● **What you have to do**
Give the count of lines in the entries below that contain the string "warning", and only that count.

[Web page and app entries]
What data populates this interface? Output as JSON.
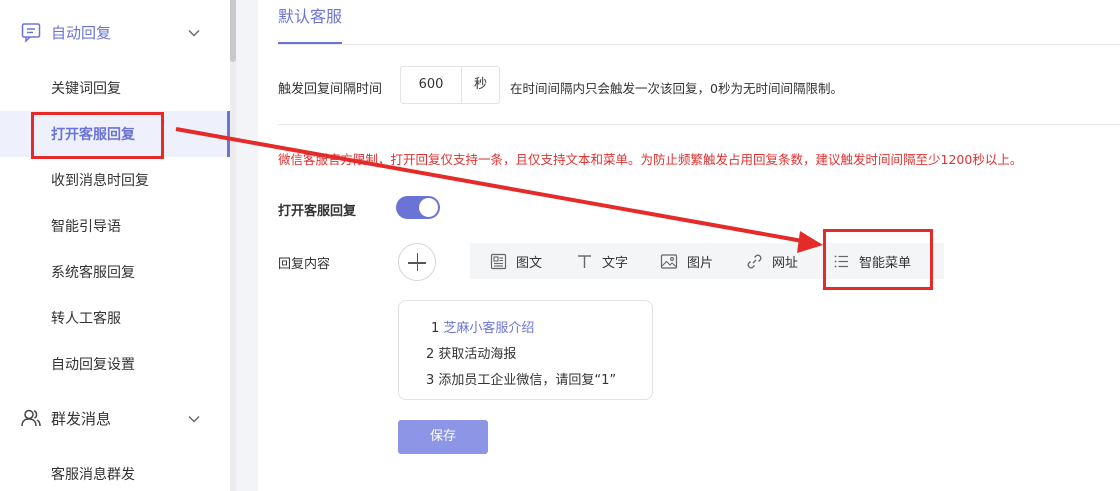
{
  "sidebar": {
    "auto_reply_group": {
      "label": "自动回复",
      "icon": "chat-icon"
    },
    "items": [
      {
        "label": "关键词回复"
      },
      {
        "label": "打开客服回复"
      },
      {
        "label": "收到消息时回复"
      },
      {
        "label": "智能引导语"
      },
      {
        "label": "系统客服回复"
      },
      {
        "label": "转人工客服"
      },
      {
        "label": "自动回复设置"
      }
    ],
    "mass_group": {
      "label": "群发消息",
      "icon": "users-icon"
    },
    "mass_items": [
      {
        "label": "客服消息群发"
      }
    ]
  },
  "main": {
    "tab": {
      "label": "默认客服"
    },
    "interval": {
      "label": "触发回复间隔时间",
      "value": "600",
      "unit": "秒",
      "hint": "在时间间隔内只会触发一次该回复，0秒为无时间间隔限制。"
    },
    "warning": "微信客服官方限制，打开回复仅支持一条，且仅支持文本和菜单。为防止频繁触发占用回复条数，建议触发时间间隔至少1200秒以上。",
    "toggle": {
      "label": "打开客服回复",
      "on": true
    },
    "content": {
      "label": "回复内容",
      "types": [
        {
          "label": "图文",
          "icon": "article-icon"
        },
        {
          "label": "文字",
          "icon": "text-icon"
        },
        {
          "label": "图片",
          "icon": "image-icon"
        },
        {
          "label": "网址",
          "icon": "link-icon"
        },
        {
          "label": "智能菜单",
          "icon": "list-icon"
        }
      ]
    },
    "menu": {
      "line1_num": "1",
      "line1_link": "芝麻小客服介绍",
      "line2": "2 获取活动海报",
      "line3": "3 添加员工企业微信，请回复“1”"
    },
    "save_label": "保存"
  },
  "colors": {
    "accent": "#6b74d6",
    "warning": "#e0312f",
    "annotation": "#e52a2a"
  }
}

● **Your solution**
2